The board and pieces for Trivial Pursuit, the 1981 classic game. Photo by Pratyeka.
There may be a kernel of truth to the opinions of all the players, and yet there should be a better way for everyone to shine and have fun. The habitual losers of a board game like Trivial Pursuit, or of home viewing play along sessions while watching the television quiz show Jeopardy!, are not necessarily stupid people, any more than the habitual winners are geniuses. A good game dynamic should welcome in a variety of personal strengths so that most players can be competitive.

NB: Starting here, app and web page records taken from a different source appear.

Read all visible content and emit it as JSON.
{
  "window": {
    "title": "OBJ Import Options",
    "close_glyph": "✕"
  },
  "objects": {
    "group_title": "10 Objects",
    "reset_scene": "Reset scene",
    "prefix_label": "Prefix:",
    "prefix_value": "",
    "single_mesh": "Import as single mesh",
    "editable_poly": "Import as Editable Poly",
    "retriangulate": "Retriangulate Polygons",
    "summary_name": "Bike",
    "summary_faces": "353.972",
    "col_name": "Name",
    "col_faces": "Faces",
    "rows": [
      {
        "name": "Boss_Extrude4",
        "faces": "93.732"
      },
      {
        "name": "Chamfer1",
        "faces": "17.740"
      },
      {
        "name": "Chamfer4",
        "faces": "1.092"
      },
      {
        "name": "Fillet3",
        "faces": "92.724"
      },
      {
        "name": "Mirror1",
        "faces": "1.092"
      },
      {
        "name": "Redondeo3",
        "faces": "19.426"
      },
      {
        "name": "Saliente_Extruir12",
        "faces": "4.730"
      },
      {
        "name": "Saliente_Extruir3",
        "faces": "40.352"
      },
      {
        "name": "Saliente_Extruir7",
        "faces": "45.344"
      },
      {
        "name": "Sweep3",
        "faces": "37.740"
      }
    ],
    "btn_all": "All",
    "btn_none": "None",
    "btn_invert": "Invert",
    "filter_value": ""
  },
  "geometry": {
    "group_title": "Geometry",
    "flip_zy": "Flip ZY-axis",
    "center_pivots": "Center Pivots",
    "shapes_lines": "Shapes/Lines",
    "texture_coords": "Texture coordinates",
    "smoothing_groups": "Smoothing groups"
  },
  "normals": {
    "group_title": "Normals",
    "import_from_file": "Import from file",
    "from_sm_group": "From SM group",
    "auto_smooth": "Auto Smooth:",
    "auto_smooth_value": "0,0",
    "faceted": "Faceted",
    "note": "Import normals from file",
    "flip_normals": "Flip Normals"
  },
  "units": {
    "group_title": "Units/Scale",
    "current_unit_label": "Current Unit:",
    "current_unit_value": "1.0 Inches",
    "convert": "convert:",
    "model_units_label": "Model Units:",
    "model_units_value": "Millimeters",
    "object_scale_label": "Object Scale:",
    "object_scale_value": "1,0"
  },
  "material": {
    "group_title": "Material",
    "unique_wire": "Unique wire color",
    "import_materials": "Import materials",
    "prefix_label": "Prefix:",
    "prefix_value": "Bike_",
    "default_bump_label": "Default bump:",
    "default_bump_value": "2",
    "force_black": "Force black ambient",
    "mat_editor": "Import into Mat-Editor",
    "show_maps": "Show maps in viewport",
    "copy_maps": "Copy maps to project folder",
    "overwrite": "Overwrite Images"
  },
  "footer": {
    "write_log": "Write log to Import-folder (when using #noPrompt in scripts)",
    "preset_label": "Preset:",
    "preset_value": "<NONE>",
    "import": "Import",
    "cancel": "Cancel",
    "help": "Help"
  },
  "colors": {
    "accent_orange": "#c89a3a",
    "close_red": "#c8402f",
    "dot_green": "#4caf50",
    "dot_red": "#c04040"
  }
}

It appears former Jeopardy! champion Ken Jennings, along with game development partner Richard Garfield, the creator of Magic: The Gathering, have recognized the flaw at the heart of many trivia games and tried to overcome it in their new game called Half-Truth.
A scene from the 1975 film Monty Python and the Holy Grail, with Graham Chapman, John Cleese, Terry Gilliam, Eric Idle, Terry Jones, and Michael Palin.
Half-Truth calls on a player’s capacity for deductive reasoning and strategic thinking as well as the usual ability in trivia games of being able to tap into a personal well of knowledge. Expected release for the game is this year’s holiday season. Like all but a few trivia board games and pub trivia nights, using smartphones to look up answers will probably be against the rules. Leveling the playing field by incorporating more ways for more players to remain competitive rather than relying on the one and only way available in standard trivia games seems like a good plan for a game that will become popular and get played more than a few times and not soon forgotten on a closet shelf like many other trivia board games, and that will lead to sales of additional sets of question cards, the great recurring source of revenue for trivia game makers. In the old days, a player could cheat by memorizing the information on cards played over and over again; now they cheat by sneaking a peek at their smartphone, the handheld virtual encyclopedia.